As a result, the electronic device placed beneath the skull of the monkey read the animal’s intention to move and immediately transmitted these intentions in the form of bursts of electrical stimulation to its spine. Thereafter, the monkey’s right leg began to wobble forward.
“The monkey was thinking, and then boom, it was walking.” - Grégoire Courtine, a professor with Switzerland’s École Polytechnique Fédérale de Lausanne.
A middle aged man in Case Western Reserve University, in Cleveland, whose both arms and both legs were affected by paralysis and could only move his head and shoulder agreed to let doctors install two recording implants in his brain, which is similar to the ones Professor Courtine used in the monkeys. This device is smaller than a postage stamp, made of silicon and threaded with a hundred hair-size metal probes that receive commands sent by neurons.
More than sixteen fine electrodes was slid into the muscles of the man’s arm and hand by Robert Kirsch and Bolu Ajiboye Case team, to complete the bypass. The man can be seen wobbling his arm with the help of a spring loaded arm rest, and opening and closing his hand at will in videos of the experiment. He even raised a cup with a straw to his lips in the video. This actions were absolutely impossible before the brain-spine chip was placed in him.
Besides treating paralysis, scientists hope to broaden the use of implanted electronics to restore various senses and abilities. Such as using neural prosthetics to restore memories lost to Alzheimer’s disease, and to reverse blindness with chips installed in the eye.
To a those new to scientific discoveries these may seem impossible but actually it isn't, and the scientist know it could work.

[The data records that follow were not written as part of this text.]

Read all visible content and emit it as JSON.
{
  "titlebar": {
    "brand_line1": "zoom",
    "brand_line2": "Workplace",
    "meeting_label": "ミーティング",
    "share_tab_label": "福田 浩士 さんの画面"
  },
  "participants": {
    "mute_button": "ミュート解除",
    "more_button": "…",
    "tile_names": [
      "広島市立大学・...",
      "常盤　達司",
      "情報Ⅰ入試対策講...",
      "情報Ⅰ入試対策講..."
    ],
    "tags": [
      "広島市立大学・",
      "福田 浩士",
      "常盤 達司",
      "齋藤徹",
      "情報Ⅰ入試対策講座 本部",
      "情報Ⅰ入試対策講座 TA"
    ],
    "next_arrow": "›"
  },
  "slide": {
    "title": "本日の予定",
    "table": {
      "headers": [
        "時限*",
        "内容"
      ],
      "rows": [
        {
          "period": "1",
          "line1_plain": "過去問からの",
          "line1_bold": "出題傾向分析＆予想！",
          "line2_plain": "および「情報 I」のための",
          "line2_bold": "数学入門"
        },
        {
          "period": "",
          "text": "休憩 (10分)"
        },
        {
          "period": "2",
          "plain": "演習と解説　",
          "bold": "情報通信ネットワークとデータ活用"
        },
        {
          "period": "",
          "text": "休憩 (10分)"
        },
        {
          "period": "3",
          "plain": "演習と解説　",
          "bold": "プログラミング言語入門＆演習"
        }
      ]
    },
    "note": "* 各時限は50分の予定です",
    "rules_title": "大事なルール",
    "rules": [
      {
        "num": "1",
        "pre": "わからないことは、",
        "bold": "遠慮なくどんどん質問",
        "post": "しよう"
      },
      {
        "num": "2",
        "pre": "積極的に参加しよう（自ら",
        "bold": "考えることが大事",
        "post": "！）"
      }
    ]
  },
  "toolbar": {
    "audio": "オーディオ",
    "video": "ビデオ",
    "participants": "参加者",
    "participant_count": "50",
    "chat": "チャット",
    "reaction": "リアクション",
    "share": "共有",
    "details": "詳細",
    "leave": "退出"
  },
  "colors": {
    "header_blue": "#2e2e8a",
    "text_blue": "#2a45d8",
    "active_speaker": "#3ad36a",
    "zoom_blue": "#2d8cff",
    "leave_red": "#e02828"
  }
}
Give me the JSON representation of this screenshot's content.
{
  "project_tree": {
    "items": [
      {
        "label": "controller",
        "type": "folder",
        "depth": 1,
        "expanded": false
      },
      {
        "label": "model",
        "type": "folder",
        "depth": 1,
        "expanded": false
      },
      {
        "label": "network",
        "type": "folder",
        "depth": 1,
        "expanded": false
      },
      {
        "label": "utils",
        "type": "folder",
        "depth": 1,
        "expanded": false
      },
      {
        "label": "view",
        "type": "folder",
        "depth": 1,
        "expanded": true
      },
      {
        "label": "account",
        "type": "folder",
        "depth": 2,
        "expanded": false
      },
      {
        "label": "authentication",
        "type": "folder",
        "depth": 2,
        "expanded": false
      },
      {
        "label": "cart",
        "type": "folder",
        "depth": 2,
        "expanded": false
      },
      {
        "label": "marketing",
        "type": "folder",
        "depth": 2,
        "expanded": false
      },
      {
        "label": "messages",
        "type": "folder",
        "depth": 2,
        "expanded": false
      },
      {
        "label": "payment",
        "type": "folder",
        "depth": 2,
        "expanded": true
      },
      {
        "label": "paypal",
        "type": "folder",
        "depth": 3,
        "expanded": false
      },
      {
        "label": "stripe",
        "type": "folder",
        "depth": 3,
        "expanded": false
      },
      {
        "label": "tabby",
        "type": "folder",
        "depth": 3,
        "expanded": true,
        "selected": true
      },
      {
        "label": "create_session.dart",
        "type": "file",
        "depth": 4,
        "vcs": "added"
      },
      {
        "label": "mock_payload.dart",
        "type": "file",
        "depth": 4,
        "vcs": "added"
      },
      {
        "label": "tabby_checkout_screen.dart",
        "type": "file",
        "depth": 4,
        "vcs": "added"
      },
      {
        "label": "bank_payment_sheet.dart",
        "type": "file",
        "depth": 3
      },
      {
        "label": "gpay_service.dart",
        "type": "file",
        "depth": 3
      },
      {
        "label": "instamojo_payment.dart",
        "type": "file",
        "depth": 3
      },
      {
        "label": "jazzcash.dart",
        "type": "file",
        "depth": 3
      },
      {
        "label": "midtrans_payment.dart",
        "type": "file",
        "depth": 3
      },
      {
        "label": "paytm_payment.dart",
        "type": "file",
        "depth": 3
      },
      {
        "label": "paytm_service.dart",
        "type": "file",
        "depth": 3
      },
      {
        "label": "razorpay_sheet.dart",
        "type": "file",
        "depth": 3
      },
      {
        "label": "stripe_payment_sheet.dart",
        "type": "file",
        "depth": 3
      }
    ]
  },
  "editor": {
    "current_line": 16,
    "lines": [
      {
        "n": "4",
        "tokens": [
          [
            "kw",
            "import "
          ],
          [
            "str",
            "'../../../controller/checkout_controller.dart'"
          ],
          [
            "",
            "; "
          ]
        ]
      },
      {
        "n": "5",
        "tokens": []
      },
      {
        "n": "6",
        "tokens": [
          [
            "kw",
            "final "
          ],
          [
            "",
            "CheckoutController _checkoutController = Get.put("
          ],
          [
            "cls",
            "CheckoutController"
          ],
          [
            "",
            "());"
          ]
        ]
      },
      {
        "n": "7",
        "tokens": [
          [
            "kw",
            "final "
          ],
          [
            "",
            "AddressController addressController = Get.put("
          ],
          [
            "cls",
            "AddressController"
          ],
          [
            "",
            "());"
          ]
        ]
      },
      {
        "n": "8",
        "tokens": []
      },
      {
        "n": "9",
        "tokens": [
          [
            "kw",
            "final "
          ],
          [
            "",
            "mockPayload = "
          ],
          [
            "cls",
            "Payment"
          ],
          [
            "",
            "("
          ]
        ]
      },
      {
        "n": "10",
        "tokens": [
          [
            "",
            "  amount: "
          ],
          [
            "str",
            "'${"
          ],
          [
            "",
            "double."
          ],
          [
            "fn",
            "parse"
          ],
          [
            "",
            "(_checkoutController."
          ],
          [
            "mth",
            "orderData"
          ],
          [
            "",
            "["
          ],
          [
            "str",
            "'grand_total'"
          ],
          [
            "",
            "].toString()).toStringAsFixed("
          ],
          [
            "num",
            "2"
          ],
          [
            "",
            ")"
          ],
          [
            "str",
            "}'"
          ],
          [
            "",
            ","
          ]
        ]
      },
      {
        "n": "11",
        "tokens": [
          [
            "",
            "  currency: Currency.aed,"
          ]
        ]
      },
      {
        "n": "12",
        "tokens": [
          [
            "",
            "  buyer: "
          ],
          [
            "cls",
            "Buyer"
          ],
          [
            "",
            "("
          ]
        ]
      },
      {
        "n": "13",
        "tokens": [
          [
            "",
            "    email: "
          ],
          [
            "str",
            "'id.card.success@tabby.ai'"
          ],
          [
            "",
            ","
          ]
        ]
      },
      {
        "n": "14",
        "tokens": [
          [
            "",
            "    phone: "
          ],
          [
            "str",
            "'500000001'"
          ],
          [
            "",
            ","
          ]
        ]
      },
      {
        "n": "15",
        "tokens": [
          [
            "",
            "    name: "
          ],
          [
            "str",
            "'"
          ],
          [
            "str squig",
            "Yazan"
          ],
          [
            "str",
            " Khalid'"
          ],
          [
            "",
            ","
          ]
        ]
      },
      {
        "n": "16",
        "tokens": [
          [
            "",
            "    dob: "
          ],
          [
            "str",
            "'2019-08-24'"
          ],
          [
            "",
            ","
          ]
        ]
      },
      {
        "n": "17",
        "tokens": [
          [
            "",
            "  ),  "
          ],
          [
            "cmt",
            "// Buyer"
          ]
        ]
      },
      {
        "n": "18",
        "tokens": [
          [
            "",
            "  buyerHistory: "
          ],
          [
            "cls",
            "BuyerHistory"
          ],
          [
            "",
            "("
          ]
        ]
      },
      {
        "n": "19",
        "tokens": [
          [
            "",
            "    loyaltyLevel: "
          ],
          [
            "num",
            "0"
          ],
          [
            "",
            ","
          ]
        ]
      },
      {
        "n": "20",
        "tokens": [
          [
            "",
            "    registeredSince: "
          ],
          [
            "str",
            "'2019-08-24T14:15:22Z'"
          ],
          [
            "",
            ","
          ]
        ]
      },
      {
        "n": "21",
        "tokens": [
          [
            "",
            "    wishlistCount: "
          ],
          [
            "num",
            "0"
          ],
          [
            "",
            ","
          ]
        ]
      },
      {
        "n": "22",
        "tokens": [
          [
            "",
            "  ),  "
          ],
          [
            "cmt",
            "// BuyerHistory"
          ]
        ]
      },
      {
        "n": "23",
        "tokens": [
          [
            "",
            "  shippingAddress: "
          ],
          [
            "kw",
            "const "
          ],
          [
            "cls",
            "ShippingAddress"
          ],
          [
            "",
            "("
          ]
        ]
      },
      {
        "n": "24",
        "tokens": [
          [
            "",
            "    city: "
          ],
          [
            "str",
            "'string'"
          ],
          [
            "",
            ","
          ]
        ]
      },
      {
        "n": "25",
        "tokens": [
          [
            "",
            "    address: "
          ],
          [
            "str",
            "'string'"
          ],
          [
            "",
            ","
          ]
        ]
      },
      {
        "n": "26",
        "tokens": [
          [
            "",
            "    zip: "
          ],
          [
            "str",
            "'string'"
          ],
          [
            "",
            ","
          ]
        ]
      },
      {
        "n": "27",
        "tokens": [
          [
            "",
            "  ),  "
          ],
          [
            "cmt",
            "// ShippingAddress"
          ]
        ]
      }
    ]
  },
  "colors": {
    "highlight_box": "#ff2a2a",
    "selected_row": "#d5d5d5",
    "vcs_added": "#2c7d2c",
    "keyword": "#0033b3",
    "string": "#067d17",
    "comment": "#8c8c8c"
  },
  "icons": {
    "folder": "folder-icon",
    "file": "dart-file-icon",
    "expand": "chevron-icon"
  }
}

For instance, over 260,000 cases of deafness have been treated, with several cases of children who were born deaf being able to hear their mothers for the first time. These cochlear cases of implants are done by using a microphone to send signals to the auditory nerve directly, moving through the non-working parts of the inner ear.
However, it is more difficult to use neural prosthetics to treat people with paralysis. In 1998, a patient once used a brain device to maneuver a computer cursor across the screen. But this and many other exceptional brain-control activities haven’t had any extensive practical use.
"The technology remains too radical and too complex to get out of the lab. Twenty years of work and nothing in the clinic!
We keep pushing the limits, but it is an important question if this entire field will ever have a product.” - Professor Courtine
Hansjörg Wyss, a Swiss billionaire, funded a $100,000,000 center in Geneva, dedicated to solve technical neurotechnology conundrum like the spinal cord bypass, this is where Professor Courtine's lab sits. Where flexible rubbery electrodes are developed from gold wires, and they are made to stretch like the human body.
An American named John Donoghue is the head of the centre. He led the early development of brain implants in the United States and moved to Geneva over 2 years ago. In a bid to create a commercially viable system, he is recruiting skilled clinicians, technologist and neuroscientist. Currently, Donoghue's is working on an ultra-compact wireless chip that can receive data from the brain at super amazing speed, they call it a "neurocomm."
“A radio inside your head, the most sophisticated brain communicator in the world." - John Donoghue
The prototypes are as small as a matchbox and are made of biocompatible titanium coupled with a sapphire window. Professor Courtine used a larger version in his experiments.
These complex devices, though slow in progress are a much viable option for those to whom it seemed like all hope have been lost. In the next decade, give or take a year or two, this neural bypass chips would be more affordable and common in our society.